VIRUS FEAR FOR 1,000s; Patients face HIV and hep C tests after dentist is hit by 'dirty equipment' accusation.
THOUSANDS of patients fear they may have contracted HIV or hepatitis after claims a Highland dentist used dirty equipment.
Health chiefs yesterday launched a helpline and offered counselling to patients of dentist John Halliday.
NHS Highland is offering blood tests to those registered with Mr Halliday at the Inshes Dental Centre, Inverness, if they are worried about infection.
All 1,511 of Halliday's NHS patients - including 954 children - received letters from health chiefs yesterday explaining the situation.
However, about 2,000 private patients were still being contacted last night as the NHS does not have their details and had to obtain them from Mr Halliday.
NHS Highland Chief Executive Roger Gibbins said: "Last night, we wrote to all the NHS patients of John Halliday. He is not currently practising.
"This follows an investigation of allegations that equipment used by him may not always have been subject to the correct decontamination procedures.
"None of the concerns apply to Chris Parkin (a colleague)." Former army dentist, Mr Halliday has not worked since September 9, though he has not been suspended - he quit "by mutual agreement".
The allegations - made by Chris Parkin, who works in the same centre - refer to a two-year period from August 2002 to last month.
Investigations have so far revealed corroborating evidence from staff and former employees of Mr Halliday.
Public health consultant Dr Dennis Tracey said: "The evidence suggests that risks to patients are extremely small.
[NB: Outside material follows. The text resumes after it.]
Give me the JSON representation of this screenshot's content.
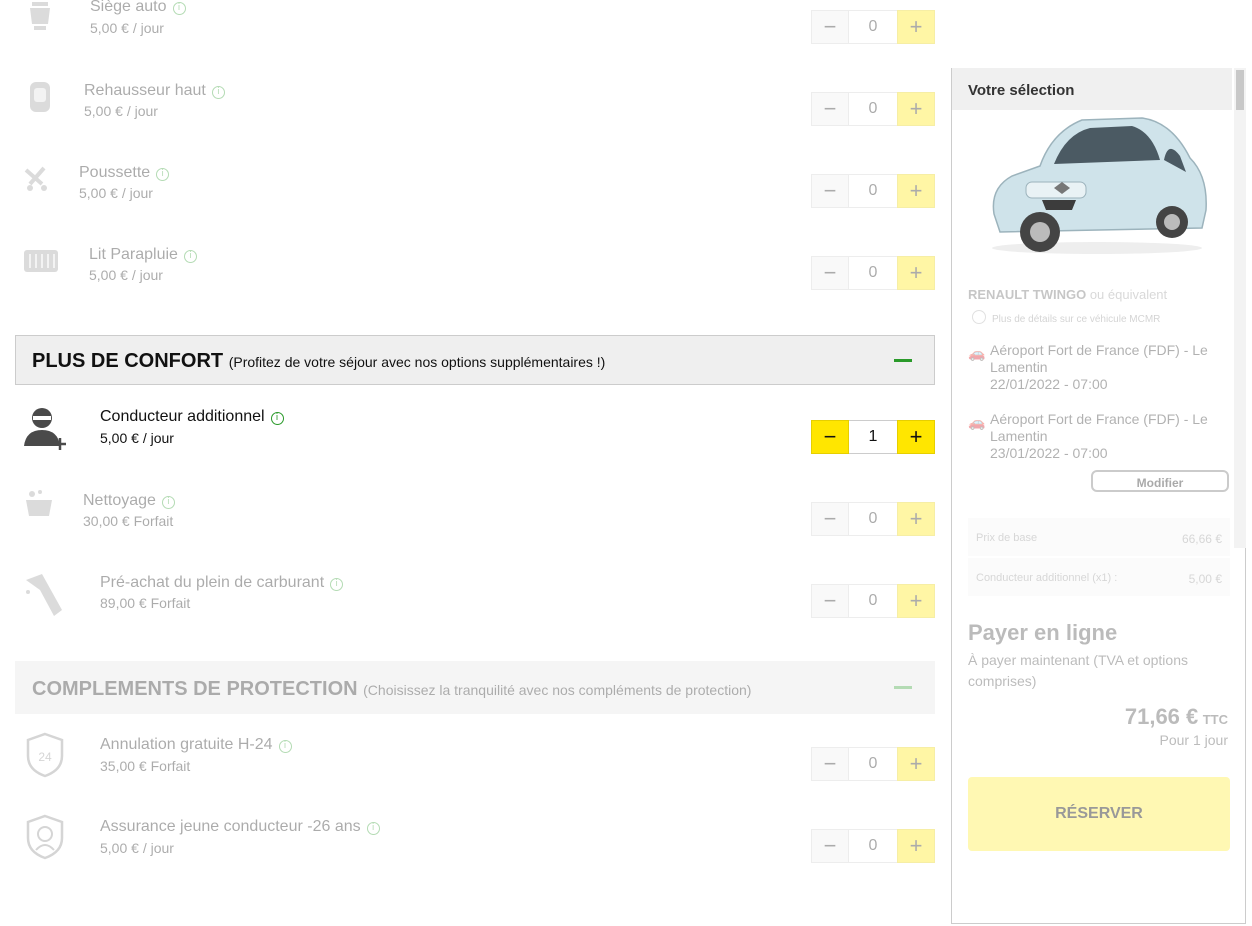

"However, there is a remote chance some viruses like hepatitis C and HIV, can be transmitted by blood on instruments from one patient to another patient."
Mr Halliday's fate will await the outcome of the investigation, though it was thought unlikely that the case would become a criminal one.
The dentist was not answering his door yesterday.
CLAIMS: Chris Parkin; INVESTIGATION: Dr Tracey issued health warning after dirty equipment claims at surgery